(How to complete this task) Taking the line that contains "Serialize everything readable" as the first and the final line of the records as the last, write out every line between them exactly, ends included, and nothing else.
═════ Dataset content
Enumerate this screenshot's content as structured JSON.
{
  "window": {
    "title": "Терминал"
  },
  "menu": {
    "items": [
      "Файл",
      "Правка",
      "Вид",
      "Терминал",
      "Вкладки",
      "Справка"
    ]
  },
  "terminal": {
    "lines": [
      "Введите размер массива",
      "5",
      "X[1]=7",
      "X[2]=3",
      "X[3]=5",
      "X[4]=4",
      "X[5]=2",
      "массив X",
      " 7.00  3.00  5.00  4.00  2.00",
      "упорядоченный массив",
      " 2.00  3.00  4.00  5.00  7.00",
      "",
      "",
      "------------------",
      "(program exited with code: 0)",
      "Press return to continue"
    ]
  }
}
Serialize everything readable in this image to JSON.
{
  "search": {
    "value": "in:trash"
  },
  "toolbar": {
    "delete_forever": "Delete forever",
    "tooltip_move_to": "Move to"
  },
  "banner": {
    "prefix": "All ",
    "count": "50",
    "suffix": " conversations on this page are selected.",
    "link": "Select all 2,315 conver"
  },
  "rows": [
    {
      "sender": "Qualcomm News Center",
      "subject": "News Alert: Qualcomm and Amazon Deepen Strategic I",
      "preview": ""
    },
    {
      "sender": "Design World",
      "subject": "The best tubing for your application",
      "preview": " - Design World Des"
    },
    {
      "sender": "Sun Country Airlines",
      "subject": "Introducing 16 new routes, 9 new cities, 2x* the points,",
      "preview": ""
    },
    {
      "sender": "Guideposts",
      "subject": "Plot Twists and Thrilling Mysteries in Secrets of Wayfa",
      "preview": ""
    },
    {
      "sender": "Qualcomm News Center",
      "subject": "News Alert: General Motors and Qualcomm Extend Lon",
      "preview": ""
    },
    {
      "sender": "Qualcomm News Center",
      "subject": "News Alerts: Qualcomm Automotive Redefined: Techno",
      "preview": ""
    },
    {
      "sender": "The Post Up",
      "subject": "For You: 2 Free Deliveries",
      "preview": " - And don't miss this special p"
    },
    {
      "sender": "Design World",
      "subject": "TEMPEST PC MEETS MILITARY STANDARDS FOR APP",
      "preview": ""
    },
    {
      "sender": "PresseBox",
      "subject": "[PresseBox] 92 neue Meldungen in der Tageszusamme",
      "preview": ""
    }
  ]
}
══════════
(Written solution)
Serialize everything readable in this image to JSON.
{
  "search": {
    "value": "in:trash"
  },
  "toolbar": {
    "delete_forever": "Delete forever",
    "tooltip_move_to": "Move to"
  },
  "banner": {
    "prefix": "All ",
    "count": "50",
    "suffix": " conversations on this page are selected.",
    "link": "Select all 2,315 conver"
  },
  "rows": [
    {
      "sender": "Qualcomm News Center",
      "subject": "News Alert: Qualcomm and Amazon Deepen Strategic I",
      "preview": ""
    },
    {
      "sender": "Design World",
      "subject": "The best tubing for your application",
      "preview": " - Design World Des"
    },
    {
      "sender": "Sun Country Airlines",
      "subject": "Introducing 16 new routes, 9 new cities, 2x* the points,",
      "preview": ""
    },
    {
      "sender": "Guideposts",
      "subject": "Plot Twists and Thrilling Mysteries in Secrets of Wayfa",
      "preview": ""
    },
    {
      "sender": "Qualcomm News Center",
      "subject": "News Alert: General Motors and Qualcomm Extend Lon",
      "preview": ""
    },
    {
      "sender": "Qualcomm News Center",
      "subject": "News Alerts: Qualcomm Automotive Redefined: Techno",
      "preview": ""
    },
    {
      "sender": "The Post Up",
      "subject": "For You: 2 Free Deliveries",
      "preview": " - And don't miss this special p"
    },
    {
      "sender": "Design World",
      "subject": "TEMPEST PC MEETS MILITARY STANDARDS FOR APP",
      "preview": ""
    },
    {
      "sender": "PresseBox",
      "subject": "[PresseBox] 92 neue Meldungen in der Tageszusamme",
      "preview": ""
    }
  ]
}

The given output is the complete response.